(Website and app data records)
-------

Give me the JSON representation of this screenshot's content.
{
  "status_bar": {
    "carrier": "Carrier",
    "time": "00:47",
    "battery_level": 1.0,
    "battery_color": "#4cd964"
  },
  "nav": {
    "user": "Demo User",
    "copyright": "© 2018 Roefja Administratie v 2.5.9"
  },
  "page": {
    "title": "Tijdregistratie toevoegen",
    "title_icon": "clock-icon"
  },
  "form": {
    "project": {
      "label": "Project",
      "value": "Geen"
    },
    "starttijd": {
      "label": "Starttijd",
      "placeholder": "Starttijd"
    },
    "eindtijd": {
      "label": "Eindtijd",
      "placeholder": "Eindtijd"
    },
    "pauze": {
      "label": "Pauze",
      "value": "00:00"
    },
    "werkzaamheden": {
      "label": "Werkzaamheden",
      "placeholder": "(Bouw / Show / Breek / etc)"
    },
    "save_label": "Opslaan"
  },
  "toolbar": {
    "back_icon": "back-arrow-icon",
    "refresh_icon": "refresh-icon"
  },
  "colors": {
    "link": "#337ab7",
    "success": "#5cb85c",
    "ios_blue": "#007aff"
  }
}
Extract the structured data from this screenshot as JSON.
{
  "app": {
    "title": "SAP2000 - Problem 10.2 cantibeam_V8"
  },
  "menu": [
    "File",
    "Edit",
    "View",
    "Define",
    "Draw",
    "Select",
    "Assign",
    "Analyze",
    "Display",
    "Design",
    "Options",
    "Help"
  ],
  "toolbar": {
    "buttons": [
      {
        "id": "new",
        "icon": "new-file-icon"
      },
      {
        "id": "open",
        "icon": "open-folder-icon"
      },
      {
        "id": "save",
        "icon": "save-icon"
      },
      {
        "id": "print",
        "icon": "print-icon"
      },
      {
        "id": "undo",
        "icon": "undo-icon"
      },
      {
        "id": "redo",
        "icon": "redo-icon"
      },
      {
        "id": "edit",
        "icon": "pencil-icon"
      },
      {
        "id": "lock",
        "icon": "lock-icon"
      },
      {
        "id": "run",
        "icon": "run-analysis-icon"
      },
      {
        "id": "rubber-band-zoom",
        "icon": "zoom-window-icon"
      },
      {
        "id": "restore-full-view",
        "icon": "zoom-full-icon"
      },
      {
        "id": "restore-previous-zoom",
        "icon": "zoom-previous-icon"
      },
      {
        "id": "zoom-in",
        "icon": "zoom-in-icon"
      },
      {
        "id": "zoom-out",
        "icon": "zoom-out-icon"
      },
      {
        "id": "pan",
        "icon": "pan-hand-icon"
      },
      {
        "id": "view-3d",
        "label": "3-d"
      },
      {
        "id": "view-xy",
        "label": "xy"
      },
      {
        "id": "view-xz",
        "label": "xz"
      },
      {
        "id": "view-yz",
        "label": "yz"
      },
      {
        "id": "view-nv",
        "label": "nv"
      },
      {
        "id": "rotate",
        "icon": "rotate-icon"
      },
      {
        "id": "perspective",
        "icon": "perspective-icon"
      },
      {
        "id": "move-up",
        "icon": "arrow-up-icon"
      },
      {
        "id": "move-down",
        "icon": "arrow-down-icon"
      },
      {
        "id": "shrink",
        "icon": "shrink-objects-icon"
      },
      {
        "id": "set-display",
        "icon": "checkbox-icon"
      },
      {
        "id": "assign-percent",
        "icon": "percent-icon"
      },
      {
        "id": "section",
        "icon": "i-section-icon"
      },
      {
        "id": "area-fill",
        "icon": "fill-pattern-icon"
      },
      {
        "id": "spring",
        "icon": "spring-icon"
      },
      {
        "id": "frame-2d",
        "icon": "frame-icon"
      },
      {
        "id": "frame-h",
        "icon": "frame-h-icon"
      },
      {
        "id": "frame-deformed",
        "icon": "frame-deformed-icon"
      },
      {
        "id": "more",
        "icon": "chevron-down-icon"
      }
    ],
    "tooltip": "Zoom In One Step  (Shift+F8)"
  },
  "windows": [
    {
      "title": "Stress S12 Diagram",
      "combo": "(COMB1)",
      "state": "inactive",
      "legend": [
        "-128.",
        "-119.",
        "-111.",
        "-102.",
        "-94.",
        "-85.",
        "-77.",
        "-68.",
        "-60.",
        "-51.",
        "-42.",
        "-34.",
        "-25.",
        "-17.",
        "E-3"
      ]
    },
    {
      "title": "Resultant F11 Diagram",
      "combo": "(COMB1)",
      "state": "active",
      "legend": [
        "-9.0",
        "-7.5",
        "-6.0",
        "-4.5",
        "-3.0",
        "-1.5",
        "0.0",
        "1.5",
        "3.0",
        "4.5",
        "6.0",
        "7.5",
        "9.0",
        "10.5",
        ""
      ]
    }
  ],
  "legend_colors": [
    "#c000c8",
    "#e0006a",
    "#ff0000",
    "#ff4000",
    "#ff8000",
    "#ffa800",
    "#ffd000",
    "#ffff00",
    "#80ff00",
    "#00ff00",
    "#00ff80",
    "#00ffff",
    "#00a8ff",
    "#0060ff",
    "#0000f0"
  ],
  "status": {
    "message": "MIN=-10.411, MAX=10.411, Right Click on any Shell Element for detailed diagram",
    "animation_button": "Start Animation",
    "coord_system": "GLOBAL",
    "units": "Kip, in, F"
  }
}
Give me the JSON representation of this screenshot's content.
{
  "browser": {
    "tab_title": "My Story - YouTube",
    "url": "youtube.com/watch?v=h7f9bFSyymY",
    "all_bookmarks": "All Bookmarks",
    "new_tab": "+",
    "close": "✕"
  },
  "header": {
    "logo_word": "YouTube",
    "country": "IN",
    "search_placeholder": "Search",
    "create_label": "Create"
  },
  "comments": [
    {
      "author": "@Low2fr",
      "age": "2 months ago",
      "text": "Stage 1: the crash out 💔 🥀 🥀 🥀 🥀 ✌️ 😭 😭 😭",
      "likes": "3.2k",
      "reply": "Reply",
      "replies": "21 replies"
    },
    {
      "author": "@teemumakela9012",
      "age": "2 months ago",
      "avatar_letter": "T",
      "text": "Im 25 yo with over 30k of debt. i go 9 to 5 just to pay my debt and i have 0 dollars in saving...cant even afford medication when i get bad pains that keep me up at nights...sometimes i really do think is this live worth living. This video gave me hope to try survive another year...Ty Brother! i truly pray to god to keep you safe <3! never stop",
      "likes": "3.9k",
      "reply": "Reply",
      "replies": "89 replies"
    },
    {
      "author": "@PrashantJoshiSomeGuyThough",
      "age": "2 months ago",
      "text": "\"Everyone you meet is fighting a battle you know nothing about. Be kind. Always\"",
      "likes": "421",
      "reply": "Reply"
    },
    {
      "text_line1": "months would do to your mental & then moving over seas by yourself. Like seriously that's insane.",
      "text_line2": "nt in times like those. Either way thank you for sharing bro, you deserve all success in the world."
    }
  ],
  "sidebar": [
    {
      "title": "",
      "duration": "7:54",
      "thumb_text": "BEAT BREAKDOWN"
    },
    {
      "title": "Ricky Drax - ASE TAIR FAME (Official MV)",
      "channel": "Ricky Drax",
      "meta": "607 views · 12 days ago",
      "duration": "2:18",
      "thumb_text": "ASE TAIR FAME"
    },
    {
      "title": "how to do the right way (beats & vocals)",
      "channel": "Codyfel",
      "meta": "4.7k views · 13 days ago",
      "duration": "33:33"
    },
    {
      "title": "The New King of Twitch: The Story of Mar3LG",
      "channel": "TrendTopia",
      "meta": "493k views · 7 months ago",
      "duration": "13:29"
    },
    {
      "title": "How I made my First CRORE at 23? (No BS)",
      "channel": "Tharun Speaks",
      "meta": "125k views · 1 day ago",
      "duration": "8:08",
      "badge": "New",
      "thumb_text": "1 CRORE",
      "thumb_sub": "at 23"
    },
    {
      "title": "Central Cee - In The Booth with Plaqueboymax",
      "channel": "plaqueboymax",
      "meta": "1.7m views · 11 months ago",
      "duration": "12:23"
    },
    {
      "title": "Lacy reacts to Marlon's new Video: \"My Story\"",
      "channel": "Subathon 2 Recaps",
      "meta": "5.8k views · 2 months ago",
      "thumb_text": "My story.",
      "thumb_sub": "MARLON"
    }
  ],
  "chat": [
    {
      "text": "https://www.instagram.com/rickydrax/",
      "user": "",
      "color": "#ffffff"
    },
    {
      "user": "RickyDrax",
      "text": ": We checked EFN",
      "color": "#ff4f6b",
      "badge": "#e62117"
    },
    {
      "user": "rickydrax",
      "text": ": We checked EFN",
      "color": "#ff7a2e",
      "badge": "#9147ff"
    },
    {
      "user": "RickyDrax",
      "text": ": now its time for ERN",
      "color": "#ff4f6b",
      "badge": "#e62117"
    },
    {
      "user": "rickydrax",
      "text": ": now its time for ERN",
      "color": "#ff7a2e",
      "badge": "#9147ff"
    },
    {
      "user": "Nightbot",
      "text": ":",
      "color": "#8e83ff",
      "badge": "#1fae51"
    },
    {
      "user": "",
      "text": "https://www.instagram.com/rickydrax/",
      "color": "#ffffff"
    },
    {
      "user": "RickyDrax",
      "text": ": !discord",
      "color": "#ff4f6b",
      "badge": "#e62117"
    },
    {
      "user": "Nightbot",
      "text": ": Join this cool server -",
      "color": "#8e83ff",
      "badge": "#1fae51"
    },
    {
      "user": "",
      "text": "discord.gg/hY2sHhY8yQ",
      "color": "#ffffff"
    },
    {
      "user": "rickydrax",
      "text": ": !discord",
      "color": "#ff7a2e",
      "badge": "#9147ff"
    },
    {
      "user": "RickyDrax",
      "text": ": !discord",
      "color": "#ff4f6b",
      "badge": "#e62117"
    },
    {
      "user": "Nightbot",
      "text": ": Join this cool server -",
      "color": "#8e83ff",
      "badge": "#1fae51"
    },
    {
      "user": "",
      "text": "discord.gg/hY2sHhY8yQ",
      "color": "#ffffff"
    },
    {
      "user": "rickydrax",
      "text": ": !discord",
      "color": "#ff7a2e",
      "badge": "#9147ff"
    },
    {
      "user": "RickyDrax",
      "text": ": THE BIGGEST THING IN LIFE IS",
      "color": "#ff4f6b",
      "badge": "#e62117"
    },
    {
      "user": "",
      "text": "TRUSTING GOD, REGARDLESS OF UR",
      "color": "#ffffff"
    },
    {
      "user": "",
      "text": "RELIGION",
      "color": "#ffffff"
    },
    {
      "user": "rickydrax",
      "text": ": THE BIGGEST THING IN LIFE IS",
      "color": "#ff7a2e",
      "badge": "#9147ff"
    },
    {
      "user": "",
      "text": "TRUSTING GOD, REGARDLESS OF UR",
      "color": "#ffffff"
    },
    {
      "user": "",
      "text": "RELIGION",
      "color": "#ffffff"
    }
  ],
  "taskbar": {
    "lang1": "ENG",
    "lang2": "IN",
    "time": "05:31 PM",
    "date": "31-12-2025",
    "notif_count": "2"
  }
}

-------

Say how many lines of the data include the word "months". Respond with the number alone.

7